■ **EXERCISE INSTRUCTIONS**: If a line in the data below includes the string "icon", please return a copy of it.

START EXCERPTED RECORDS

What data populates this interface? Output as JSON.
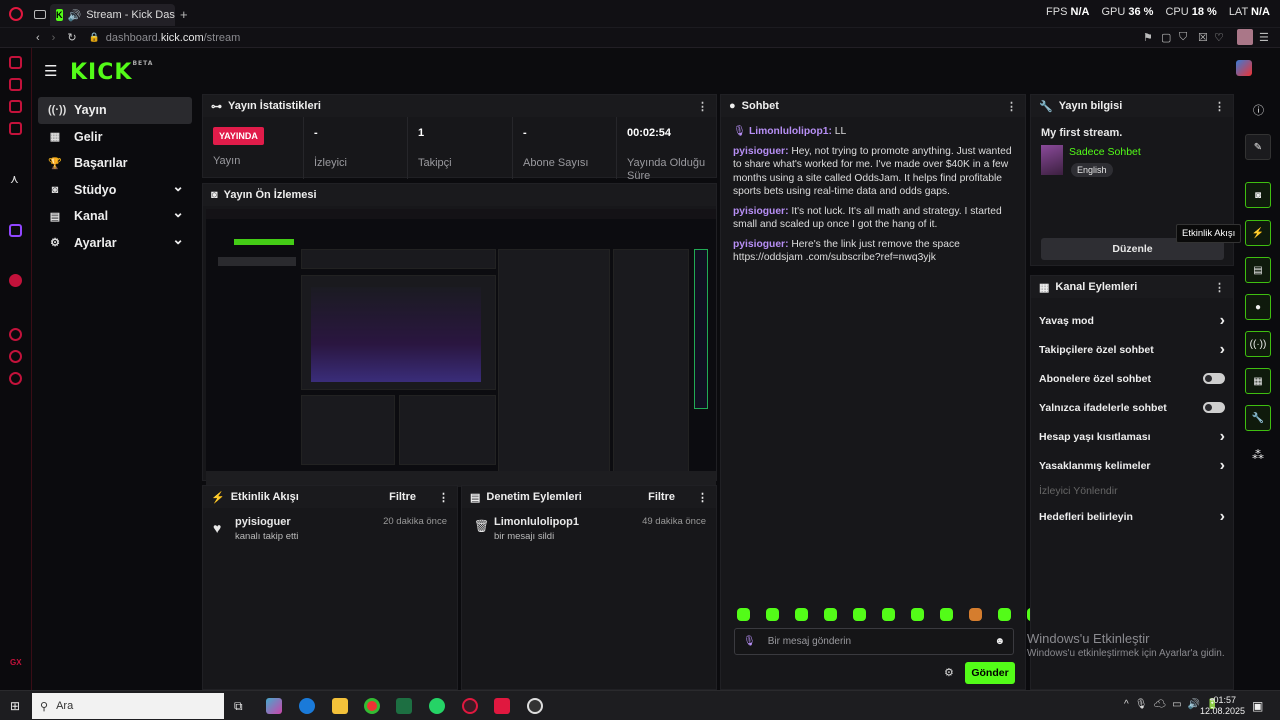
{
  "browser": {
    "tab_title": "Stream - Kick Dashbo",
    "url_prefix": "dashboard.",
    "url_domain": "kick.com",
    "url_path": "/stream",
    "stats": [
      {
        "label": "FPS",
        "value": "N/A"
      },
      {
        "label": "GPU",
        "value": "36 %"
      },
      {
        "label": "CPU",
        "value": "18 %"
      },
      {
        "label": "LAT",
        "value": "N/A"
      }
    ]
  },
  "app": {
    "logo": "KICK",
    "logo_sup": "BETA"
  },
  "nav": [
    {
      "label": "Yayın",
      "icon": "broadcast-icon",
      "active": true
    },
    {
      "label": "Gelir",
      "icon": "bank-icon"
    },
    {
      "label": "Başarılar",
      "icon": "trophy-icon"
    },
    {
      "label": "Stüdyo",
      "icon": "studio-icon",
      "chevron": true
    },
    {
      "label": "Kanal",
      "icon": "channel-icon",
      "chevron": true
    },
    {
      "label": "Ayarlar",
      "icon": "gear-icon",
      "chevron": true
    }
  ],
  "stats_panel": {
    "title": "Yayın İstatistikleri",
    "live_badge": "YAYINDA",
    "live_label": "Yayın",
    "cells": [
      {
        "value": "-",
        "label": "İzleyici"
      },
      {
        "value": "1",
        "label": "Takipçi"
      },
      {
        "value": "-",
        "label": "Abone Sayısı"
      },
      {
        "value": "00:02:54",
        "label": "Yayında Olduğu Süre"
      }
    ]
  },
  "preview_panel": {
    "title": "Yayın Ön İzlemesi"
  },
  "activity": {
    "title": "Etkinlik Akışı",
    "filter": "Filtre",
    "items": [
      {
        "user": "pyisioguer",
        "action": "kanalı takip etti",
        "time": "20 dakika önce"
      }
    ]
  },
  "moderation": {
    "title": "Denetim Eylemleri",
    "filter": "Filtre",
    "items": [
      {
        "user": "Limonlulolipop1",
        "action": "bir mesajı sildi",
        "time": "49 dakika önce"
      }
    ]
  },
  "chat": {
    "title": "Sohbet",
    "pinned_user": "Limonlulolipop1:",
    "pinned_text": "LL",
    "messages": [
      {
        "user": "pyisioguer:",
        "text": "Hey, not trying to promote anything. Just wanted to share what's worked for me. I've made over $40K in a few months using a site called OddsJam. It helps find profitable sports bets using real-time data and odds gaps."
      },
      {
        "user": "pyisioguer:",
        "text": "It's not luck. It's all math and strategy. I started small and scaled up once I got the hang of it."
      },
      {
        "user": "pyisioguer:",
        "text": "Here's the link just remove the space https://oddsjam .com/subscribe?ref=nwq3yjk"
      }
    ],
    "placeholder": "Bir mesaj gönderin",
    "send": "Gönder"
  },
  "stream_info": {
    "title": "Yayın bilgisi",
    "stream_title": "My first stream.",
    "category": "Sadece Sohbet",
    "language": "English",
    "edit": "Düzenle"
  },
  "channel_actions": {
    "title": "Kanal Eylemleri",
    "items": [
      {
        "label": "Yavaş mod",
        "type": "chevron"
      },
      {
        "label": "Takipçilere özel sohbet",
        "type": "chevron"
      },
      {
        "label": "Abonelere özel sohbet",
        "type": "toggle"
      },
      {
        "label": "Yalnızca ifadelerle sohbet",
        "type": "toggle"
      },
      {
        "label": "Hesap yaşı kısıtlaması",
        "type": "chevron"
      },
      {
        "label": "Yasaklanmış kelimeler",
        "type": "chevron"
      },
      {
        "label": "İzleyici Yönlendir",
        "type": "disabled"
      },
      {
        "label": "Hedefleri belirleyin",
        "type": "chevron"
      }
    ]
  },
  "tooltip": "Etkinlik Akışı",
  "watermark": {
    "line1": "Windows'u Etkinleştir",
    "line2": "Windows'u etkinleştirmek için Ayarlar'a gidin."
  },
  "taskbar": {
    "search": "Ara",
    "time": "01:57",
    "date": "12.08.2025"
  },
  "colors": {
    "accent": "#53fc18",
    "live": "#e11c4a",
    "username": "#b78ff5"
  }
}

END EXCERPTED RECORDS

■ **OUTPUT FOR THIS TASK**:
      "icon": "broadcast-icon",
      "icon": "bank-icon"
      "icon": "trophy-icon"
      "icon": "studio-icon",
      "icon": "channel-icon",
      "icon": "gear-icon",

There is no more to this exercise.